BRIEF – Return all of the data exactly as written, without the pictures.

SOURCE MATERIAL –
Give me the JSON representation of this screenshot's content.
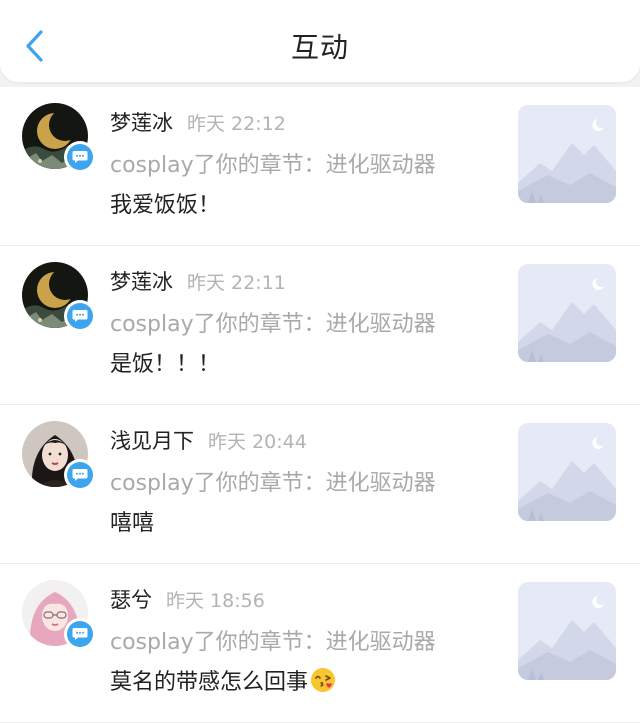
{
  "header": {
    "title": "互动",
    "back_label": "返回"
  },
  "colors": {
    "accent": "#3da4ee",
    "muted": "#a9a9a9",
    "text": "#222222"
  },
  "items": [
    {
      "user": "梦莲冰",
      "time": "昨天 22:12",
      "action": "cosplay了你的章节：进化驱动器",
      "comment": "我爱饭饭！",
      "avatar": "moon-night-avatar",
      "emoji": ""
    },
    {
      "user": "梦莲冰",
      "time": "昨天 22:11",
      "action": "cosplay了你的章节：进化驱动器",
      "comment": "是饭！！！",
      "avatar": "moon-night-avatar",
      "emoji": ""
    },
    {
      "user": "浅见月下",
      "time": "昨天 20:44",
      "action": "cosplay了你的章节：进化驱动器",
      "comment": "嘻嘻",
      "avatar": "girl-portrait-avatar",
      "emoji": ""
    },
    {
      "user": "瑟兮",
      "time": "昨天 18:56",
      "action": "cosplay了你的章节：进化驱动器",
      "comment": "莫名的带感怎么回事",
      "avatar": "pink-hair-avatar",
      "emoji": "kissing-face-emoji"
    }
  ]
}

RESULT FOR THIS EXERCISE –
Give me the JSON representation of this screenshot's content.
{
  "header": {
    "title": "互动",
    "back_label": "返回"
  },
  "colors": {
    "accent": "#3da4ee",
    "muted": "#a9a9a9",
    "text": "#222222"
  },
  "items": [
    {
      "user": "梦莲冰",
      "time": "昨天 22:12",
      "action": "cosplay了你的章节：进化驱动器",
      "comment": "我爱饭饭！",
      "avatar": "moon-night-avatar",
      "emoji": ""
    },
    {
      "user": "梦莲冰",
      "time": "昨天 22:11",
      "action": "cosplay了你的章节：进化驱动器",
      "comment": "是饭！！！",
      "avatar": "moon-night-avatar",
      "emoji": ""
    },
    {
      "user": "浅见月下",
      "time": "昨天 20:44",
      "action": "cosplay了你的章节：进化驱动器",
      "comment": "嘻嘻",
      "avatar": "girl-portrait-avatar",
      "emoji": ""
    },
    {
      "user": "瑟兮",
      "time": "昨天 18:56",
      "action": "cosplay了你的章节：进化驱动器",
      "comment": "莫名的带感怎么回事",
      "avatar": "pink-hair-avatar",
      "emoji": "kissing-face-emoji"
    }
  ]
}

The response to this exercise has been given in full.